There are about 10 thousand species of succulent plants, different in size and morphology: from the typical globular-shaped cactus like the "pillow of the mother-in-law" (Echinocactus grusonii), to the agave with long fleshy leaves that blooms only once in its life and then dies ; from prickly pears that provide very sweet watery fruits, to the very high saguaros with slow growth (photo below), which grow solitary in the deserts of North and Central America.

We can divide them into three groups. The first is the one that includes the Cactaceae of the desert (of the genera Mammillaria, Echinocereus and Rebutia), the desert cacti, which bloom in spring or summer unless they are exposed to too high temperatures in winter.
The second group is that of the succulent ground cover and climbing plants, appreciated for the particularly suggestive flowering. The easiest to find (and grow) are Lampranthus, Crassula and Ceropegia.

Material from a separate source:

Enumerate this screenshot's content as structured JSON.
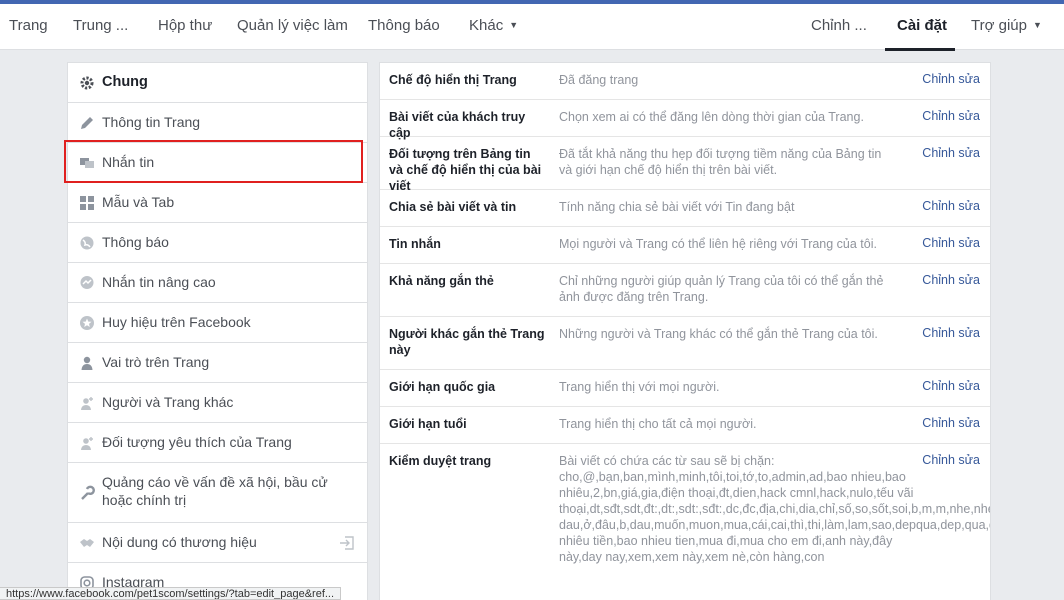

Third, the dwarf Succulents: small and delicate, they are particularly "demanding" and it is difficult to make them bloom. Among these are the Lithops, known as "living stones" and those of the genus Conophytum, with yellow or pink autumn flowers.
Among the succulent plants that resist even at low temperatures and which can therefore be kept in the garden are the Semperiverum: a dozen species belonging to the Crassulacee family, recognizable by the dense small fleshy rosettes, with triangular and pointed leaves.

The most important thing for the care of succulents is planting. Here are some tips:
-Choose a sunny and frost-free place on a well-draining soil or compost.
- place them in beds raised at least 25 cm from the ground, formed by a gravel base and a draining compost and placed in a sunny place, with a minimum temperature of 5 °, as they need good drainage. The flowerbeds must be slightly inclined on a gravel or shards base, which must be at least one third of the total height of the flower bed.
- in general, to develop succulent plants, they require heat, lots of light and good ventilation.
- in order not to make them die, they should be placed in a protected environment, a greenhouse or a winter garden. Here you can control temperature, light, water and humidity, and set the ideal conditions for them to survive during the cold season
- most of the succulent plants prefer full sun, but some like the filtered shade. The maximum daytime temperature in spring-summer should not exceed 27-30 °, while the nighttime temperature should be between 13 and 19 °. Some tropical species need instead more heat, with the minimum not less than 13-19 °.